Directions for this task - Say how many lines below hold the word "name"; give the number by itself.

Provided data -
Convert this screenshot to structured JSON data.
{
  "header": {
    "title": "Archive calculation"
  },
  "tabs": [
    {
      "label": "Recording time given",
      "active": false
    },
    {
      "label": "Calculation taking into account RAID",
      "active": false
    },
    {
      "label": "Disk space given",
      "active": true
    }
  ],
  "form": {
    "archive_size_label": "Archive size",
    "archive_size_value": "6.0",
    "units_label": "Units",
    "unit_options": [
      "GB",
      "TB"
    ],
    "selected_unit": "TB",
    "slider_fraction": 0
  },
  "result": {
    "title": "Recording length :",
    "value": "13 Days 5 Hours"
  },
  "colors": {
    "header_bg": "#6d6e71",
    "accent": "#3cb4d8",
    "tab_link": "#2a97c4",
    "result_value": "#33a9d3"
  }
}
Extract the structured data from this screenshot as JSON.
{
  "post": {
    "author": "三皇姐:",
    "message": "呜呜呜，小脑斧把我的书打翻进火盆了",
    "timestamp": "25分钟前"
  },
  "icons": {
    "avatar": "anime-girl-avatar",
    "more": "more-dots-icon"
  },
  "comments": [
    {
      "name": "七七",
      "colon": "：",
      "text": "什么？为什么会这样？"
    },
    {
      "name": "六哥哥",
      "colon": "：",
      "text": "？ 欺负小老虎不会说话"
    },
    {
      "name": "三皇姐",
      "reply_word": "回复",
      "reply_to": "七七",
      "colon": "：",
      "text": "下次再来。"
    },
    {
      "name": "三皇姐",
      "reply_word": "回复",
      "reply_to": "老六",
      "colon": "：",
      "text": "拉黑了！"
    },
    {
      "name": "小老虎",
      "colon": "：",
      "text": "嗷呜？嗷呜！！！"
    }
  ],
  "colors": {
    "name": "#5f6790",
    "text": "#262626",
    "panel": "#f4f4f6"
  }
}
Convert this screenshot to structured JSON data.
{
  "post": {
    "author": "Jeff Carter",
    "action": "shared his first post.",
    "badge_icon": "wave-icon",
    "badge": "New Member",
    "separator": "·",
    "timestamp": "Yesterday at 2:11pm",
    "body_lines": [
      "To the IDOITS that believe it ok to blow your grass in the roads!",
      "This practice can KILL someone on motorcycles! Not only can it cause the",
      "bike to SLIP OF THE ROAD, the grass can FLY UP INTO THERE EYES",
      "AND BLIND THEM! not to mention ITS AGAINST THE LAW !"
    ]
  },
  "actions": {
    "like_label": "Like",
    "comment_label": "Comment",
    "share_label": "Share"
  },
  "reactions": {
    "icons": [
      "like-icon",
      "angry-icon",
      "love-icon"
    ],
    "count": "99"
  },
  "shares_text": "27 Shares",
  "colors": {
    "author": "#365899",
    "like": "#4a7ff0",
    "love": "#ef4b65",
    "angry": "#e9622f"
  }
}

Exercise result - 6